Citation: Bestman, A., Thomas, S.L. Randle, M., Pitt, H., Cassidy, R., Daube, M. (2019). ‘Everyone knows grandma’. Pathways to gambling venues in regional Australia, Health Promotion International, , daz120, https://doi.org/10.1093/heapro/daz120

Social capital and gambling: Evidence from Australia [subscription-access article]

The prevalence of problem gambling in many countries necessitates research that examines factors influencing excessive and addictive consumption. We consider how social capital impacts gambling participation for a large representative sample of the Australian population. Specifically, we examine the association between social capital and gambling addiction using data from the Household, Income and Labour Dynamics in Australia survey. We address the endogeneity of social capital by instrumenting for social capital using an urban/rural reversed measure of ethnic diversity. Our main findings suggest that higher levels of social capital are associated with lower gambling risks measured by the Problem Gambling Severity Index. This general finding is robust to alternative ways of measuring social capital and gambling, and alternative estimation approaches. We also find that the effect of social capital is stronger in the case of problem gamblers compared to gamblers in other risk categories.
Link to article details and access conditions

APA Citation: Awaworyi Churchill, S. & Farrell, L. (2019). Social capital and gambling: Evidence from Australia. Journal of Gambling Studies. https://doi.org/10.1007/s10899-019-09901-9

What can be done to reduce the public stigma of gambling disorder? Lessons from other stigmatised conditions [subscription access article].

Abstract: Gambling is embedded in Australian cultural history, and perceived as a normal, legitimate leisure activity. Despite this normalisation, people who experience gambling problems are heavily stigmatised which can lead to a variety of harms that extend beyond the individual. The stigma from the general public appears to be based on a stereotype of a typical “problem gambler”—selfish, greedy, impulsive and irresponsible. However, research suggests that people experiencing gambling problems have widely varying characteristics and do not conform to this stereotype. Regardless of whether the stigma is justified, it is both present and problematic. Gamblers experiencing problems delay help-seeking due to feelings of shame and, not unwarranted, expectations of negative judgement because of the heavy stigma associated with the stereotype. As stigma is a primary barrier to treatment and a reason why gambling problems can take longer to acknowledge, it is important to understand and address how stigma can be reduced to minimise the negative consequences of gambling on individuals, their families and friends and the wider community. There is little research on reducing gambling-related stigma, so there is a need to examine strategies used in other stigmatised conditions, such as mental health, to understand the general principles of effective stigma reduction measures. Because gambling disorder is unique, well-hidden and consequently not well understood, there is a need to recognise that techniques used in other domains may differ in their effectiveness within the context of gambling stigma. Article details and access conditions

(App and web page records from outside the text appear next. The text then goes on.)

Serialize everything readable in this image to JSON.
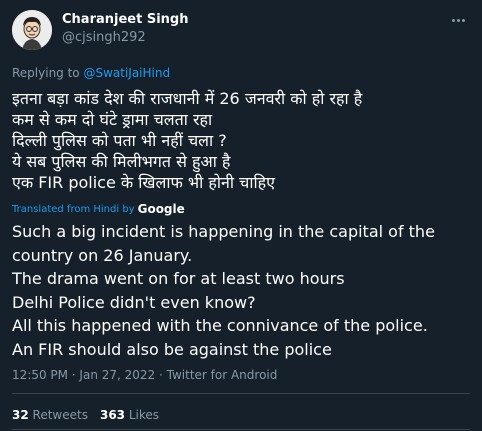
{
  "author": {
    "name": "Charanjeet Singh",
    "handle": "@cjsingh292"
  },
  "reply": {
    "prefix": "Replying to ",
    "mention": "@SwatiJaiHind"
  },
  "hindi_lines": [
    "इतना बड़ा कांड देश की राजधानी में 26 जनवरी को हो रहा है",
    "कम से कम दो घंटे ड्रामा चलता रहा",
    "दिल्ली पुलिस को पता भी नहीं चला ?",
    "ये सब पुलिस की मिलीभगत से हुआ है",
    "एक FIR police के खिलाफ भी होनी चाहिए"
  ],
  "translation": {
    "label": "Translated from Hindi by",
    "provider": "Google"
  },
  "english_lines": [
    "Such a big incident is happening in the capital of the",
    "country on 26 January.",
    " The drama went on for at least two hours",
    " Delhi Police didn't even know?",
    " All this happened with the connivance of the police.",
    " An FIR should also be against the police"
  ],
  "meta": "12:50 PM · Jan 27, 2022 · Twitter for Android",
  "stats": {
    "retweets_count": "32",
    "retweets_label": "Retweets",
    "likes_count": "363",
    "likes_label": "Likes"
  },
  "colors": {
    "background": "#15202b",
    "text": "#ffffff",
    "muted": "#8899a6",
    "link": "#1d9bf0",
    "divider": "#38444d"
  },
  "icons": [
    "avatar-cartoon",
    "more-icon"
  ]
}
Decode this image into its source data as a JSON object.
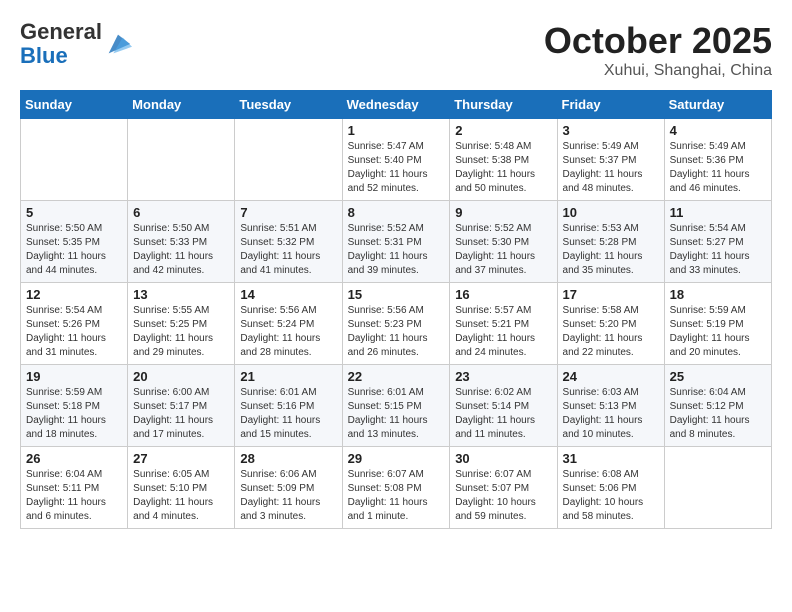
{
  "header": {
    "logo_general": "General",
    "logo_blue": "Blue",
    "month_title": "October 2025",
    "subtitle": "Xuhui, Shanghai, China"
  },
  "weekdays": [
    "Sunday",
    "Monday",
    "Tuesday",
    "Wednesday",
    "Thursday",
    "Friday",
    "Saturday"
  ],
  "weeks": [
    [
      {
        "day": "",
        "info": ""
      },
      {
        "day": "",
        "info": ""
      },
      {
        "day": "",
        "info": ""
      },
      {
        "day": "1",
        "info": "Sunrise: 5:47 AM\nSunset: 5:40 PM\nDaylight: 11 hours\nand 52 minutes."
      },
      {
        "day": "2",
        "info": "Sunrise: 5:48 AM\nSunset: 5:38 PM\nDaylight: 11 hours\nand 50 minutes."
      },
      {
        "day": "3",
        "info": "Sunrise: 5:49 AM\nSunset: 5:37 PM\nDaylight: 11 hours\nand 48 minutes."
      },
      {
        "day": "4",
        "info": "Sunrise: 5:49 AM\nSunset: 5:36 PM\nDaylight: 11 hours\nand 46 minutes."
      }
    ],
    [
      {
        "day": "5",
        "info": "Sunrise: 5:50 AM\nSunset: 5:35 PM\nDaylight: 11 hours\nand 44 minutes."
      },
      {
        "day": "6",
        "info": "Sunrise: 5:50 AM\nSunset: 5:33 PM\nDaylight: 11 hours\nand 42 minutes."
      },
      {
        "day": "7",
        "info": "Sunrise: 5:51 AM\nSunset: 5:32 PM\nDaylight: 11 hours\nand 41 minutes."
      },
      {
        "day": "8",
        "info": "Sunrise: 5:52 AM\nSunset: 5:31 PM\nDaylight: 11 hours\nand 39 minutes."
      },
      {
        "day": "9",
        "info": "Sunrise: 5:52 AM\nSunset: 5:30 PM\nDaylight: 11 hours\nand 37 minutes."
      },
      {
        "day": "10",
        "info": "Sunrise: 5:53 AM\nSunset: 5:28 PM\nDaylight: 11 hours\nand 35 minutes."
      },
      {
        "day": "11",
        "info": "Sunrise: 5:54 AM\nSunset: 5:27 PM\nDaylight: 11 hours\nand 33 minutes."
      }
    ],
    [
      {
        "day": "12",
        "info": "Sunrise: 5:54 AM\nSunset: 5:26 PM\nDaylight: 11 hours\nand 31 minutes."
      },
      {
        "day": "13",
        "info": "Sunrise: 5:55 AM\nSunset: 5:25 PM\nDaylight: 11 hours\nand 29 minutes."
      },
      {
        "day": "14",
        "info": "Sunrise: 5:56 AM\nSunset: 5:24 PM\nDaylight: 11 hours\nand 28 minutes."
      },
      {
        "day": "15",
        "info": "Sunrise: 5:56 AM\nSunset: 5:23 PM\nDaylight: 11 hours\nand 26 minutes."
      },
      {
        "day": "16",
        "info": "Sunrise: 5:57 AM\nSunset: 5:21 PM\nDaylight: 11 hours\nand 24 minutes."
      },
      {
        "day": "17",
        "info": "Sunrise: 5:58 AM\nSunset: 5:20 PM\nDaylight: 11 hours\nand 22 minutes."
      },
      {
        "day": "18",
        "info": "Sunrise: 5:59 AM\nSunset: 5:19 PM\nDaylight: 11 hours\nand 20 minutes."
      }
    ],
    [
      {
        "day": "19",
        "info": "Sunrise: 5:59 AM\nSunset: 5:18 PM\nDaylight: 11 hours\nand 18 minutes."
      },
      {
        "day": "20",
        "info": "Sunrise: 6:00 AM\nSunset: 5:17 PM\nDaylight: 11 hours\nand 17 minutes."
      },
      {
        "day": "21",
        "info": "Sunrise: 6:01 AM\nSunset: 5:16 PM\nDaylight: 11 hours\nand 15 minutes."
      },
      {
        "day": "22",
        "info": "Sunrise: 6:01 AM\nSunset: 5:15 PM\nDaylight: 11 hours\nand 13 minutes."
      },
      {
        "day": "23",
        "info": "Sunrise: 6:02 AM\nSunset: 5:14 PM\nDaylight: 11 hours\nand 11 minutes."
      },
      {
        "day": "24",
        "info": "Sunrise: 6:03 AM\nSunset: 5:13 PM\nDaylight: 11 hours\nand 10 minutes."
      },
      {
        "day": "25",
        "info": "Sunrise: 6:04 AM\nSunset: 5:12 PM\nDaylight: 11 hours\nand 8 minutes."
      }
    ],
    [
      {
        "day": "26",
        "info": "Sunrise: 6:04 AM\nSunset: 5:11 PM\nDaylight: 11 hours\nand 6 minutes."
      },
      {
        "day": "27",
        "info": "Sunrise: 6:05 AM\nSunset: 5:10 PM\nDaylight: 11 hours\nand 4 minutes."
      },
      {
        "day": "28",
        "info": "Sunrise: 6:06 AM\nSunset: 5:09 PM\nDaylight: 11 hours\nand 3 minutes."
      },
      {
        "day": "29",
        "info": "Sunrise: 6:07 AM\nSunset: 5:08 PM\nDaylight: 11 hours\nand 1 minute."
      },
      {
        "day": "30",
        "info": "Sunrise: 6:07 AM\nSunset: 5:07 PM\nDaylight: 10 hours\nand 59 minutes."
      },
      {
        "day": "31",
        "info": "Sunrise: 6:08 AM\nSunset: 5:06 PM\nDaylight: 10 hours\nand 58 minutes."
      },
      {
        "day": "",
        "info": ""
      }
    ]
  ]
}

Citation: Brown, K.L., & Russell, A.M.T. What can be done to reduce the public stigma of gambling disorder? Lessons from other stigmatised conditions. Journal of Gambling Studies. doi: https://doi.org/10.1007/s10899-019-09890-9.